[Start of section]
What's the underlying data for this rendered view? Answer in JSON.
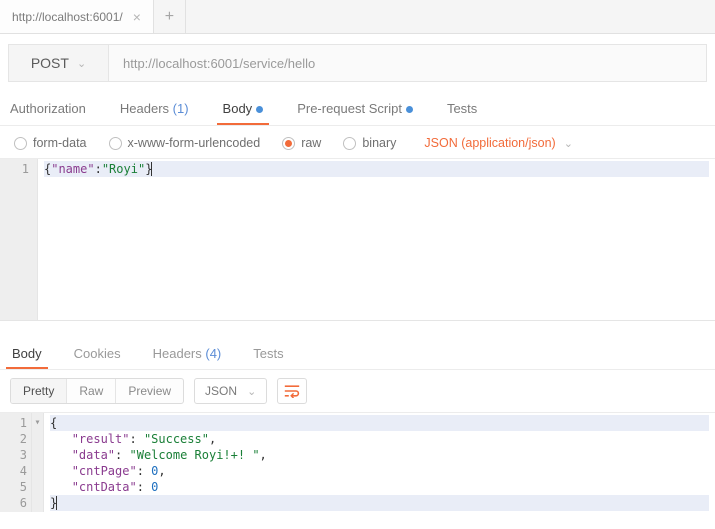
{
  "tabbar": {
    "tab_title": "http://localhost:6001/"
  },
  "request": {
    "method": "POST",
    "url": "http://localhost:6001/service/hello",
    "tabs": {
      "authorization": "Authorization",
      "headers": "Headers",
      "headers_count": "(1)",
      "body": "Body",
      "prerequest": "Pre-request Script",
      "tests": "Tests"
    },
    "body_type": {
      "form_data": "form-data",
      "x_www": "x-www-form-urlencoded",
      "raw": "raw",
      "binary": "binary",
      "content_type": "JSON (application/json)"
    },
    "body_raw": {
      "line1_key": "\"name\"",
      "line1_val": "\"Royi\""
    }
  },
  "response": {
    "tabs": {
      "body": "Body",
      "cookies": "Cookies",
      "headers": "Headers",
      "headers_count": "(4)",
      "tests": "Tests"
    },
    "view": {
      "pretty": "Pretty",
      "raw": "Raw",
      "preview": "Preview",
      "lang": "JSON"
    },
    "json": {
      "k_result": "\"result\"",
      "v_result": "\"Success\"",
      "k_data": "\"data\"",
      "v_data": "\"Welcome Royi!+! \"",
      "k_cntPage": "\"cntPage\"",
      "v_cntPage": "0",
      "k_cntData": "\"cntData\"",
      "v_cntData": "0"
    }
  }
}
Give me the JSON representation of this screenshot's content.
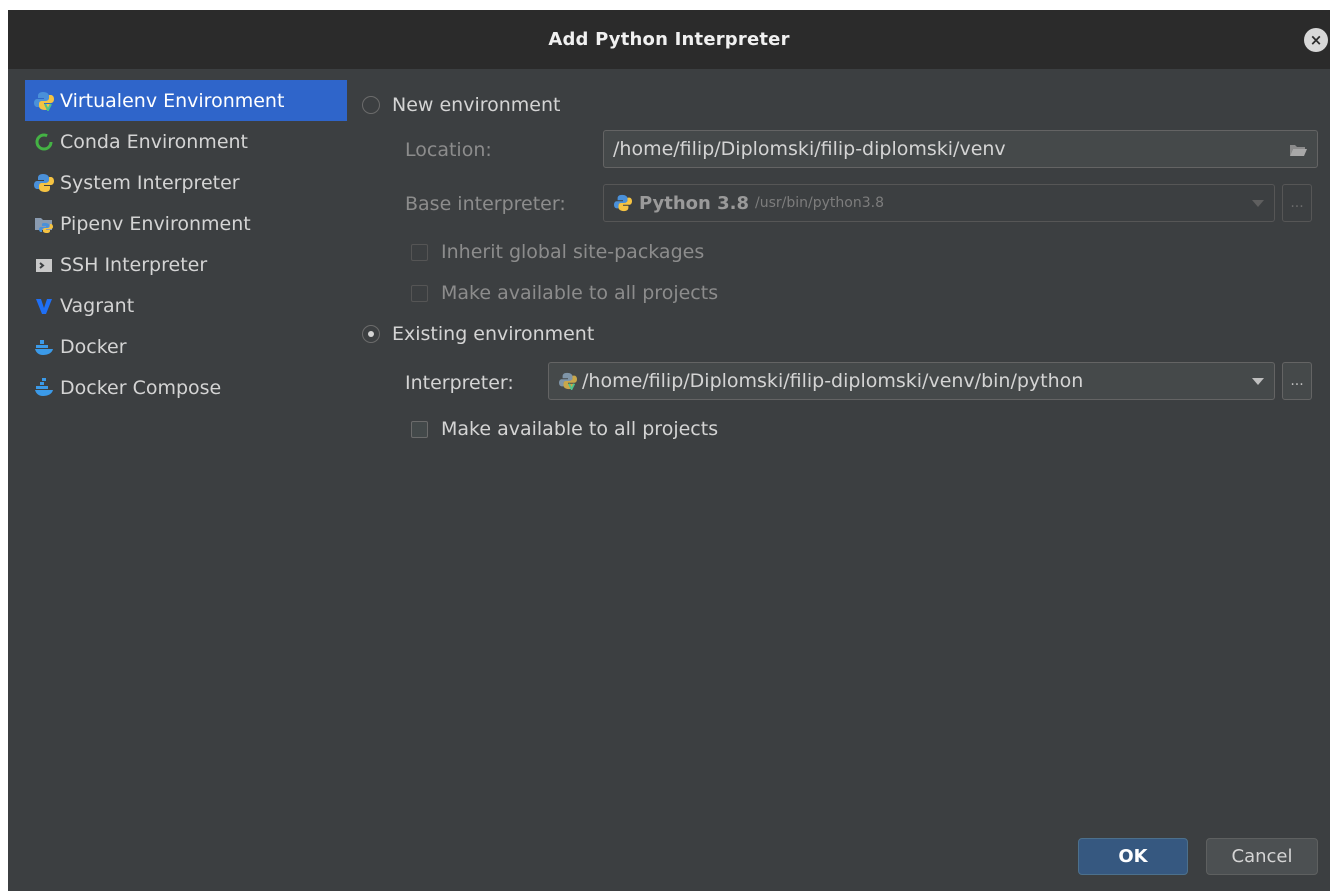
{
  "dialog": {
    "title": "Add Python Interpreter",
    "close_label": "×"
  },
  "sidebar": {
    "items": [
      {
        "label": "Virtualenv Environment",
        "icon": "virtualenv-icon",
        "selected": true
      },
      {
        "label": "Conda Environment",
        "icon": "conda-icon",
        "selected": false
      },
      {
        "label": "System Interpreter",
        "icon": "python-icon",
        "selected": false
      },
      {
        "label": "Pipenv Environment",
        "icon": "pipenv-icon",
        "selected": false
      },
      {
        "label": "SSH Interpreter",
        "icon": "ssh-icon",
        "selected": false
      },
      {
        "label": "Vagrant",
        "icon": "vagrant-icon",
        "selected": false
      },
      {
        "label": "Docker",
        "icon": "docker-icon",
        "selected": false
      },
      {
        "label": "Docker Compose",
        "icon": "docker-compose-icon",
        "selected": false
      }
    ]
  },
  "new_env": {
    "radio_label": "New environment",
    "location_label": "Location:",
    "location_value": "/home/filip/Diplomski/filip-diplomski/venv",
    "base_label": "Base interpreter:",
    "base_name": "Python 3.8",
    "base_path": "/usr/bin/python3.8",
    "inherit_label": "Inherit global site-packages",
    "available_label": "Make available to all projects",
    "ellipsis": "..."
  },
  "existing_env": {
    "radio_label": "Existing environment",
    "interpreter_label": "Interpreter:",
    "interpreter_value": "/home/filip/Diplomski/filip-diplomski/venv/bin/python",
    "available_label": "Make available to all projects",
    "ellipsis": "..."
  },
  "footer": {
    "ok_label": "OK",
    "cancel_label": "Cancel"
  },
  "colors": {
    "accent": "#2f65ca",
    "background": "#3c3f41",
    "titlebar": "#2b2b2b"
  }
}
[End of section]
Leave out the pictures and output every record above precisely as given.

What's the underlying data for this rendered view? Answer in JSON.
{
  "tabbar": {
    "tab_title": "http://localhost:6001/"
  },
  "request": {
    "method": "POST",
    "url": "http://localhost:6001/service/hello",
    "tabs": {
      "authorization": "Authorization",
      "headers": "Headers",
      "headers_count": "(1)",
      "body": "Body",
      "prerequest": "Pre-request Script",
      "tests": "Tests"
    },
    "body_type": {
      "form_data": "form-data",
      "x_www": "x-www-form-urlencoded",
      "raw": "raw",
      "binary": "binary",
      "content_type": "JSON (application/json)"
    },
    "body_raw": {
      "line1_key": "\"name\"",
      "line1_val": "\"Royi\""
    }
  },
  "response": {
    "tabs": {
      "body": "Body",
      "cookies": "Cookies",
      "headers": "Headers",
      "headers_count": "(4)",
      "tests": "Tests"
    },
    "view": {
      "pretty": "Pretty",
      "raw": "Raw",
      "preview": "Preview",
      "lang": "JSON"
    },
    "json": {
      "k_result": "\"result\"",
      "v_result": "\"Success\"",
      "k_data": "\"data\"",
      "v_data": "\"Welcome Royi!+! \"",
      "k_cntPage": "\"cntPage\"",
      "v_cntPage": "0",
      "k_cntData": "\"cntData\"",
      "v_cntData": "0"
    }
  }
}
Give me the JSON representation of this screenshot's content.
{
  "dialog": {
    "title": "Add Python Interpreter",
    "close_label": "×"
  },
  "sidebar": {
    "items": [
      {
        "label": "Virtualenv Environment",
        "icon": "virtualenv-icon",
        "selected": true
      },
      {
        "label": "Conda Environment",
        "icon": "conda-icon",
        "selected": false
      },
      {
        "label": "System Interpreter",
        "icon": "python-icon",
        "selected": false
      },
      {
        "label": "Pipenv Environment",
        "icon": "pipenv-icon",
        "selected": false
      },
      {
        "label": "SSH Interpreter",
        "icon": "ssh-icon",
        "selected": false
      },
      {
        "label": "Vagrant",
        "icon": "vagrant-icon",
        "selected": false
      },
      {
        "label": "Docker",
        "icon": "docker-icon",
        "selected": false
      },
      {
        "label": "Docker Compose",
        "icon": "docker-compose-icon",
        "selected": false
      }
    ]
  },
  "new_env": {
    "radio_label": "New environment",
    "location_label": "Location:",
    "location_value": "/home/filip/Diplomski/filip-diplomski/venv",
    "base_label": "Base interpreter:",
    "base_name": "Python 3.8",
    "base_path": "/usr/bin/python3.8",
    "inherit_label": "Inherit global site-packages",
    "available_label": "Make available to all projects",
    "ellipsis": "..."
  },
  "existing_env": {
    "radio_label": "Existing environment",
    "interpreter_label": "Interpreter:",
    "interpreter_value": "/home/filip/Diplomski/filip-diplomski/venv/bin/python",
    "available_label": "Make available to all projects",
    "ellipsis": "..."
  },
  "footer": {
    "ok_label": "OK",
    "cancel_label": "Cancel"
  },
  "colors": {
    "accent": "#2f65ca",
    "background": "#3c3f41",
    "titlebar": "#2b2b2b"
  }
}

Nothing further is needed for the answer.